Let me know on social.
I think the delivery could’ve been more nuanced. Or maybe tackled in a completely different way. He did, in fact, touch on this, stating that he wanted to deliver the news himself. That was a start. Maybe it wasn’t done softly enough, or with enough empathy as to what the other side could be going through, but he did also mention that doing it was difficult for him, and that he had previously cried when having to do the same thing.
We aren’t all created equally, after all, and our different personalities dictate how we share a message, or convey emotion.
Not one day ago, for instance, I saw a post about a survivor from the deadly Michigan high school shooting in which she laughed, while exiting the still-active murder scene. The footage was captured on tik-tok, and she was criticized for that response.. until, of course, someone raised their voice and explained that (and I quote):
“Mental health professionals often recognize smiles and laughter by people as normal trauma responses, a disassociation/defense mechanism to separate themselves from the trauma’s scale and depth.”
Only then did her actions appear to have taken a 180, and become “excusable” by the court of public opinion.
It’s just one example of our judging from the outside, and how that judgement is merely based on knee-jerk reaction, rather than a deep-dive on the complexity of a human being and how they respond.
The “Delivery” Industry
I feel that “delivery” (as in how we state things) is an issue I suspect will become increasingly more relevant in today’s society, given our dependence on social media for today’s communication.
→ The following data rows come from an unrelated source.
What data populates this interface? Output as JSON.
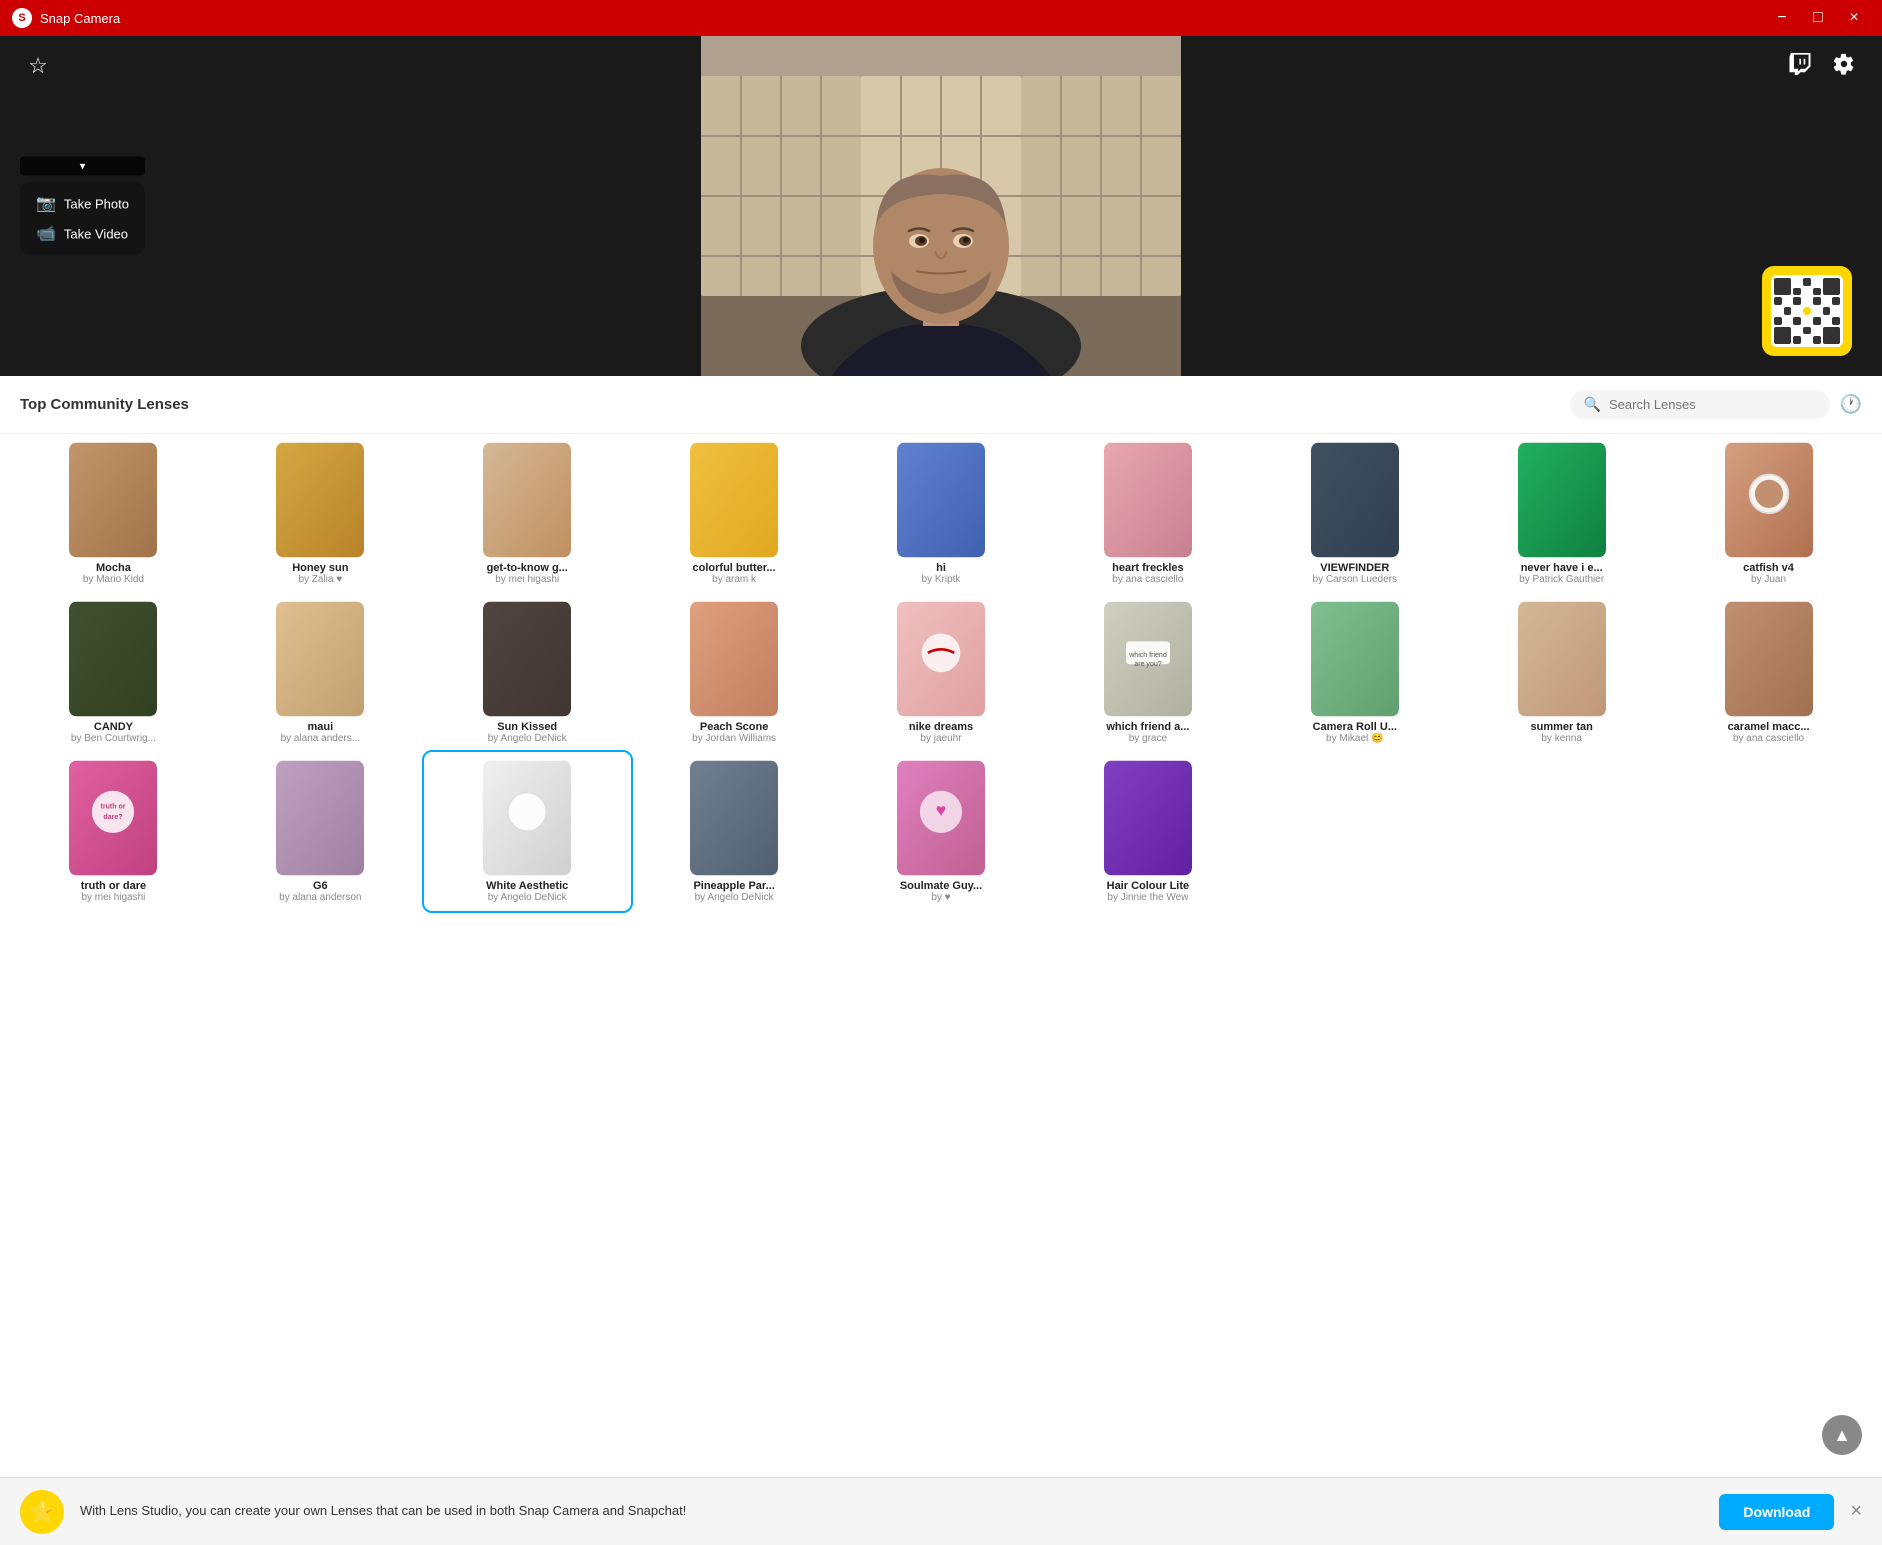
{
  "app": {
    "title": "Snap Camera",
    "logo": "S"
  },
  "titlebar": {
    "minimize_label": "−",
    "maximize_label": "□",
    "close_label": "×"
  },
  "camera": {
    "star_icon": "☆",
    "twitch_icon": "T",
    "settings_icon": "⚙",
    "dropdown_icon": "▾",
    "take_photo": "Take Photo",
    "take_video": "Take Video",
    "photo_icon": "📷",
    "video_icon": "🎬"
  },
  "lenses": {
    "section_title": "Top Community Lenses",
    "search_placeholder": "Search Lenses",
    "rows": [
      [
        {
          "name": "Mocha",
          "author": "by Mario Kidd",
          "thumb": "mocha"
        },
        {
          "name": "Honey sun",
          "author": "by Zalia ♥",
          "thumb": "honeysun"
        },
        {
          "name": "get-to-know g...",
          "author": "by mei higashi",
          "thumb": "gettoknow"
        },
        {
          "name": "colorful butter...",
          "author": "by aram k",
          "thumb": "colorbutter"
        },
        {
          "name": "hi",
          "author": "by Kriptk",
          "thumb": "hi"
        },
        {
          "name": "heart freckles",
          "author": "by ana casciello",
          "thumb": "heartfreckles"
        },
        {
          "name": "VIEWFINDER",
          "author": "by Carson Lueders",
          "thumb": "viewfinder"
        },
        {
          "name": "never have i e...",
          "author": "by Patrick Gauthier",
          "thumb": "neverhave"
        }
      ],
      [
        {
          "name": "catfish v4",
          "author": "by Juan",
          "thumb": "catfish"
        },
        {
          "name": "CANDY",
          "author": "by Ben Courtwrig...",
          "thumb": "candy"
        },
        {
          "name": "maui",
          "author": "by alana anders...",
          "thumb": "maui"
        },
        {
          "name": "Sun Kissed",
          "author": "by Angelo DeNick",
          "thumb": "sunkissed"
        },
        {
          "name": "Peach Scone",
          "author": "by Jordan Williams",
          "thumb": "peachscone"
        },
        {
          "name": "nike dreams",
          "author": "by jaeuhr",
          "thumb": "nikedreams"
        },
        {
          "name": "which friend a...",
          "author": "by grace",
          "thumb": "whichfriend"
        },
        {
          "name": "Camera Roll U...",
          "author": "by Mikael 😊",
          "thumb": "cameraroll"
        }
      ],
      [
        {
          "name": "summer tan",
          "author": "by kenna",
          "thumb": "summertan"
        },
        {
          "name": "caramel macc...",
          "author": "by ana casciello",
          "thumb": "caramelmac"
        },
        {
          "name": "truth or dare",
          "author": "by mei higashi",
          "thumb": "truthordare"
        },
        {
          "name": "G6",
          "author": "by alana anderson",
          "thumb": "g6"
        },
        {
          "name": "White Aesthetic",
          "author": "by Angelo DeNick",
          "thumb": "whiteaes",
          "selected": true
        },
        {
          "name": "Pineapple Par...",
          "author": "by Angelo DeNick",
          "thumb": "pineapple"
        },
        {
          "name": "Soulmate Guy...",
          "author": "by ♥",
          "thumb": "soulmate"
        },
        {
          "name": "Hair Colour Lite",
          "author": "by Jinnie the Wew",
          "thumb": "haircolour"
        }
      ],
      [
        {
          "name": "...",
          "author": "...",
          "thumb": "row4a"
        },
        {
          "name": "...",
          "author": "...",
          "thumb": "row4b"
        },
        {
          "name": "...",
          "author": "...",
          "thumb": "row4c"
        },
        {
          "name": "...",
          "author": "...",
          "thumb": "row4d"
        },
        {
          "name": "...",
          "author": "...",
          "thumb": "row4e"
        },
        {
          "name": "...",
          "author": "...",
          "thumb": "row4f"
        },
        {
          "name": "...",
          "author": "...",
          "thumb": "row4g"
        },
        {
          "name": "...",
          "author": "...",
          "thumb": "row4h"
        }
      ]
    ]
  },
  "banner": {
    "icon": "⭐",
    "text": "With Lens Studio, you can create your own Lenses that can be used in both Snap Camera and Snapchat!",
    "download_label": "Download",
    "close_icon": "×"
  }
}
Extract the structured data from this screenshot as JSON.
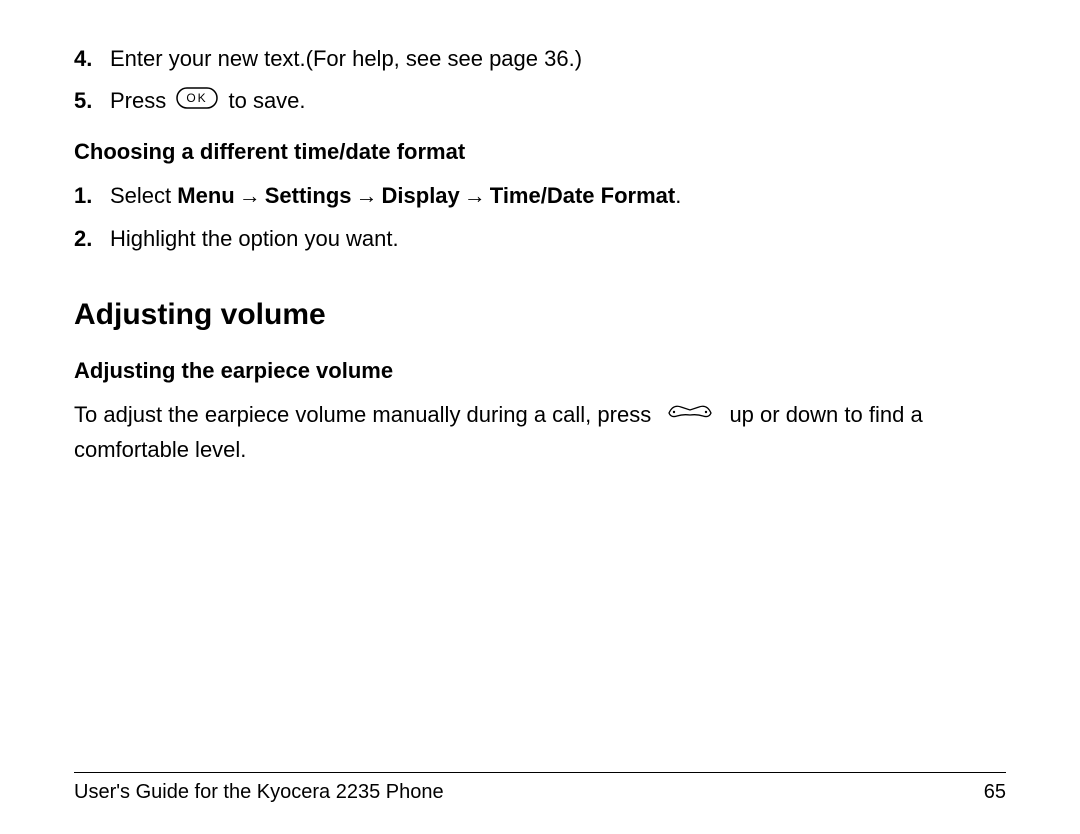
{
  "steps_top": [
    {
      "num": "4.",
      "text": "Enter your new text.(For help, see see page 36.)"
    },
    {
      "num": "5.",
      "prefix": "Press ",
      "suffix": " to save."
    }
  ],
  "subheading1": "Choosing a different time/date format",
  "steps_mid": [
    {
      "num": "1.",
      "prefix": "Select ",
      "bold_parts": [
        "Menu",
        "Settings",
        "Display",
        "Time/Date Format"
      ],
      "arrow": "→",
      "suffix": "."
    },
    {
      "num": "2.",
      "text": "Highlight the option you want."
    }
  ],
  "heading": "Adjusting volume",
  "subheading2": "Adjusting the earpiece volume",
  "paragraph_parts": {
    "before": "To adjust the earpiece volume manually during a call, press ",
    "after": " up or down to find a comfortable level."
  },
  "footer": {
    "left": "User's Guide for the Kyocera 2235 Phone",
    "right": "65"
  }
}
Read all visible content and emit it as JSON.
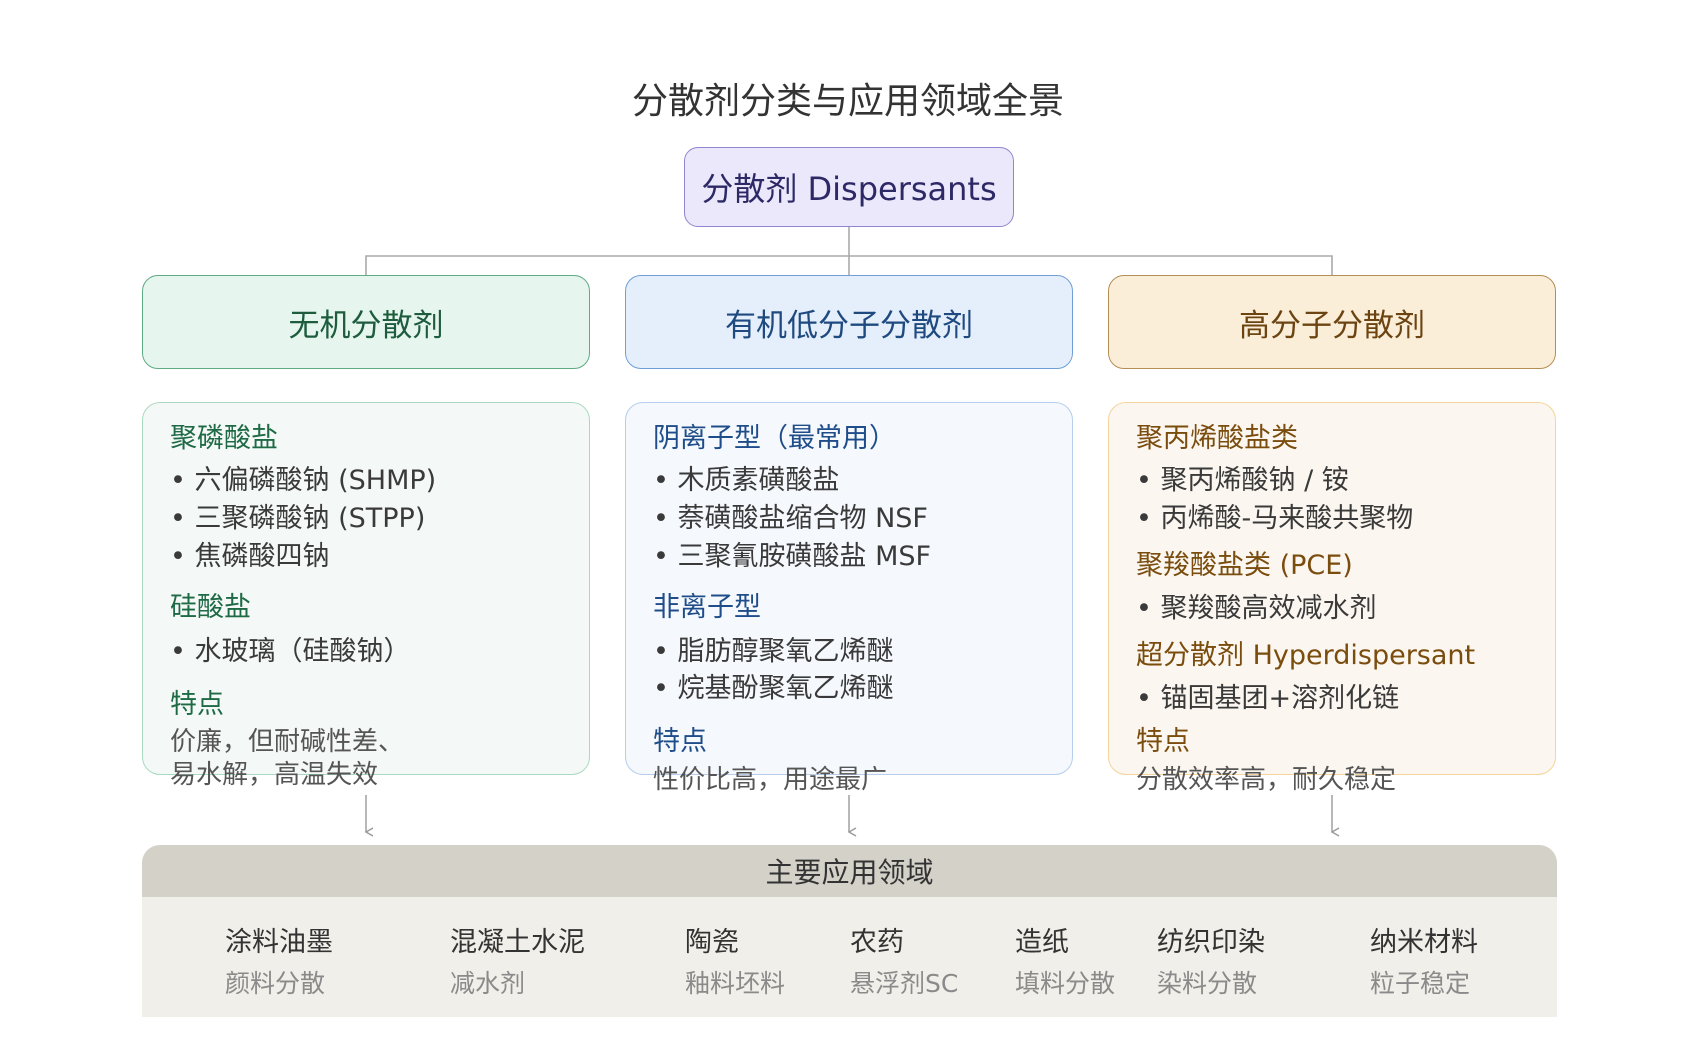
{
  "title": "分散剂分类与应用领域全景",
  "root": "分散剂 Dispersants",
  "categories": [
    {
      "label": "无机分散剂"
    },
    {
      "label": "有机低分子分散剂"
    },
    {
      "label": "高分子分散剂"
    }
  ],
  "inorganic": {
    "h1": "聚磷酸盐",
    "i1": "• 六偏磷酸钠 (SHMP)",
    "i2": "• 三聚磷酸钠 (STPP)",
    "i3": "• 焦磷酸四钠",
    "h2": "硅酸盐",
    "i4": "• 水玻璃（硅酸钠）",
    "h3": "特点",
    "f1": "价廉，但耐碱性差、",
    "f2": "易水解，高温失效"
  },
  "organic": {
    "h1": "阴离子型（最常用）",
    "i1": "• 木质素磺酸盐",
    "i2": "• 萘磺酸盐缩合物 NSF",
    "i3": "• 三聚氰胺磺酸盐 MSF",
    "h2": "非离子型",
    "i4": "• 脂肪醇聚氧乙烯醚",
    "i5": "• 烷基酚聚氧乙烯醚",
    "h3": "特点",
    "f1": "性价比高，用途最广"
  },
  "polymer": {
    "h1": "聚丙烯酸盐类",
    "i1": "• 聚丙烯酸钠 / 铵",
    "i2": "• 丙烯酸-马来酸共聚物",
    "h2": "聚羧酸盐类 (PCE)",
    "i3": "• 聚羧酸高效减水剂",
    "h3": "超分散剂 Hyperdispersant",
    "i4": "• 锚固基团+溶剂化链",
    "h4": "特点",
    "f1": "分散效率高，耐久稳定"
  },
  "applications": {
    "header": "主要应用领域",
    "items": [
      {
        "name": "涂料油墨",
        "desc": "颜料分散"
      },
      {
        "name": "混凝土水泥",
        "desc": "减水剂"
      },
      {
        "name": "陶瓷",
        "desc": "釉料坯料"
      },
      {
        "name": "农药",
        "desc": "悬浮剂SC"
      },
      {
        "name": "造纸",
        "desc": "填料分散"
      },
      {
        "name": "纺织印染",
        "desc": "染料分散"
      },
      {
        "name": "纳米材料",
        "desc": "粒子稳定"
      }
    ]
  },
  "colors": {
    "inorganic": "#5fab85",
    "organic": "#6f9fd6",
    "polymer": "#b48e55",
    "root": "#8e86cf",
    "applications_header": "#d4d1c9"
  }
}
Whereas we once counted on smoke signals, and then couriers, and then letters, and then the rotary phone, we now count on a simple one-second click to connect us to the other side. And because of that rapidity (and the way that social media is set up, with each of us being a reporter, posting gossip instantaneously into our social accounts where it can spread like wildfire), there’s much more time for the other side to not only receive the message we’ve sent, but also judge it, and amplify that judgement to the rest of the world.
Add into this the fact that many are using these spaces to vent (to air out their dirty laundry, so to speak, even if “dirty” is really a relative term and one man’s dirty could be another man’s new sweater), I suspect that a lot of people will be thrown under the bus using this medium in years to come.
I’m not sure that that’s a good thing. It could be, in certain situations. And in others, it could be bad. Very bad. It’s completely double-edged.
I also suspect that, if my hunch is true, we will all need to start taking more communication lessons (back to my #1 advice: communication is everything). Not to mention public speaking, emotional intelligence sharpening, and even lessons in poise.
So parents, listen up. If you’d like to get a head start on educating those little guys now, enroll them in a public image class. It just may come in handy one day for your buddy CEO.